Heat, so much heat. His muscles twitched in response, his cock hardening. Again. "I will not apologize for that."
She lifted a hand to her neck and traced the wound there. "I would have liked to finish," she said with a pout.
He allowed his fingers to dabble at her navel - pretty, smooth skin, lovely tattoo - his blood flowing faster and faster in his veins. Stop. Can't. He moved his fingers to her neck and flattened his palm to the back of her hand. "Your willingness to absolve me is surprising."
"Back to the bite?"
She sighed, loud and long. "Why surprising?"
"You don't strike me as the forgiving type."
Her wrist twisted so they were palm to palm. "What do I strike you as, then?"
He peered down at her, snared in a spell he didn't like but was helpless against. "Lovely. Strong." He grinned slowly. "Vindictive. You were ready to slaughter the dragons for taking your sister."
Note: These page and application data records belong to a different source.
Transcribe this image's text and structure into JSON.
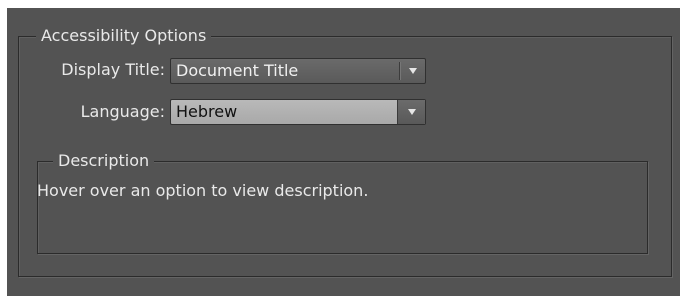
{
  "accessibility": {
    "group_title": "Accessibility Options",
    "display_title": {
      "label": "Display Title:",
      "value": "Document Title"
    },
    "language": {
      "label": "Language:",
      "value": "Hebrew"
    }
  },
  "description": {
    "group_title": "Description",
    "text": "Hover over an option to view description."
  },
  "icons": {
    "dropdown_arrow": "chevron-down-icon"
  }
}
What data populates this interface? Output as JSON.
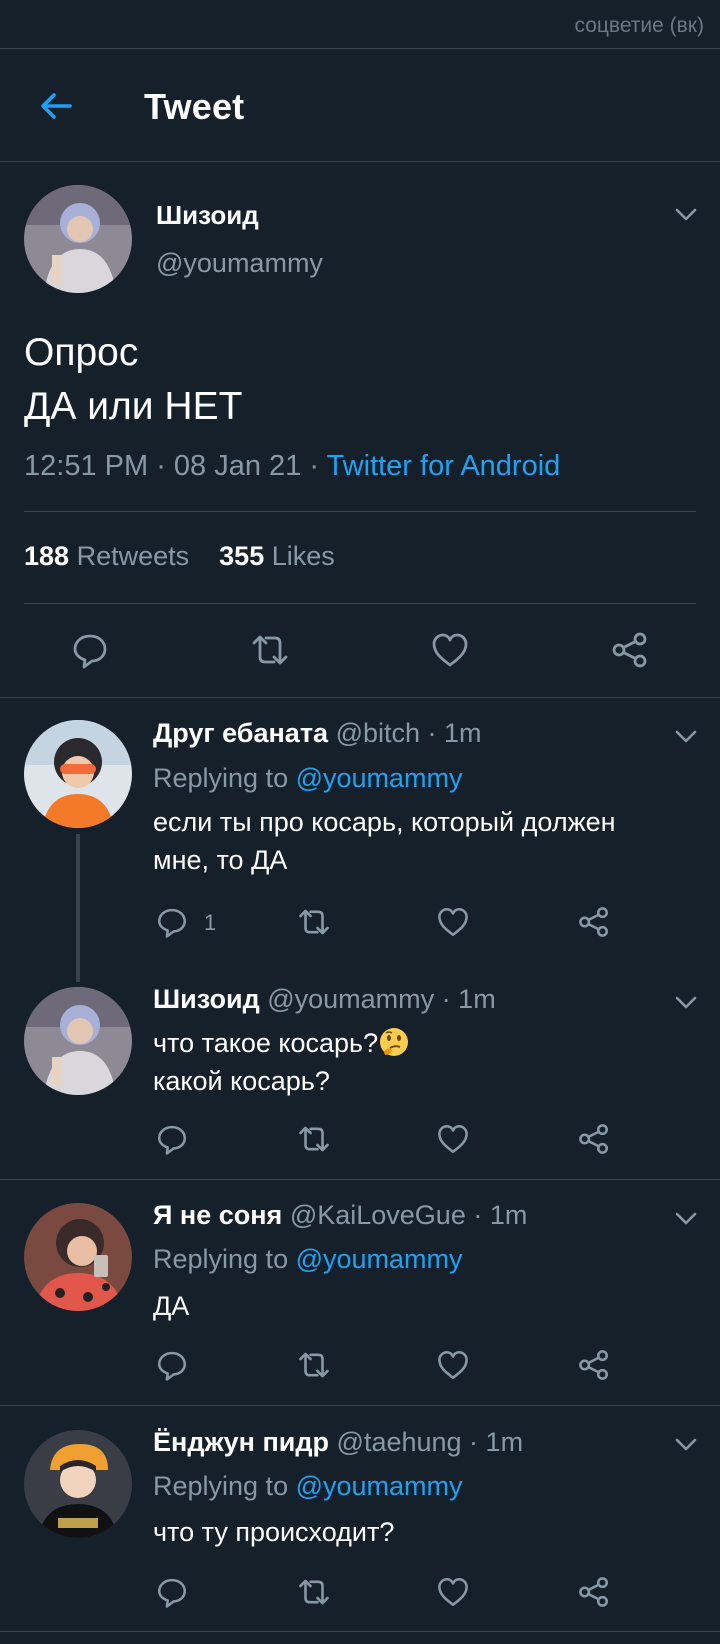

"That was different."
"My sister could've been hurt."
"You were hurt."
"I believe I mentioned that I caused it."
"Which you should not have done and will not do again. I'll have your word."
She shook her head, blue hair dancing around her. "No, you'll not get it. You can try and force me, however."
There was relish in her tone. A dare, a challenge. His eyes narrowed. If she'd been his woman, he would have - Nothing, he told himself. He would have done nothing. She would never be his. To even consider the possibility was a betrayal. "Are you not worth as much as your sisters?"
"I was born to protect them."
Hmm. Did she see herself as worthless when compared to them? As worthless as you tried to make her feel earlier? Using his free hand, he scrubbed his face wearily. "If I had hurt you purposely, would you have retaliated?"
"Yes," she answered without hesitation.
"But this time..."
"I don't know." She uttered another of those sighs. "I only know I didn't want you to fight. Not me, not the dragons."
"They would not have bested me."
She did? And why did he find such pleasure in the knowledge? "Then why - "
"Your questions will never stop, will they?" She didn't sound upset, just resigned. "Any man who can pin me cannot be easily bested. I know that, yet the knowledge didn't stop the worry that you could have been hurt."
Him. Not Tagart. Satisfaction filled him, as potent as bloodwine. "I have lost several battles over the years," he admitted.
"Then you didn't really wish to kill your opponent," she said simply.
He blinked in surprise. He had known that, but no one else had ever suspected. He'd allowed his own people to think he'd merely been weak in those moments, rather than let them know the truth. Pride had not concerned him on those occasions.
Every battle he had lost, he'd lost because he had walked away after seeing his opponents with their mates. They'd been so deeply in love. His chest had ached, as it was doing now. He hadn't been able to deliver that final blow, separating the couples for eternity. It was either kill them both or not at all. In recent years he had erred too much on the side of not at all.
How could Delilah realize that, after knowing him for so short a time?
He opened his mouth to say something - what, he didn't know - when a trumpet reverberated in the distance. He whirled around, searching through the trees. The trumpet sounded again.
"What is it?" Delilah asked, pulling herself into a crouch.
"I think," he said, dread flowing through him, "we're being summoned for our next challenge."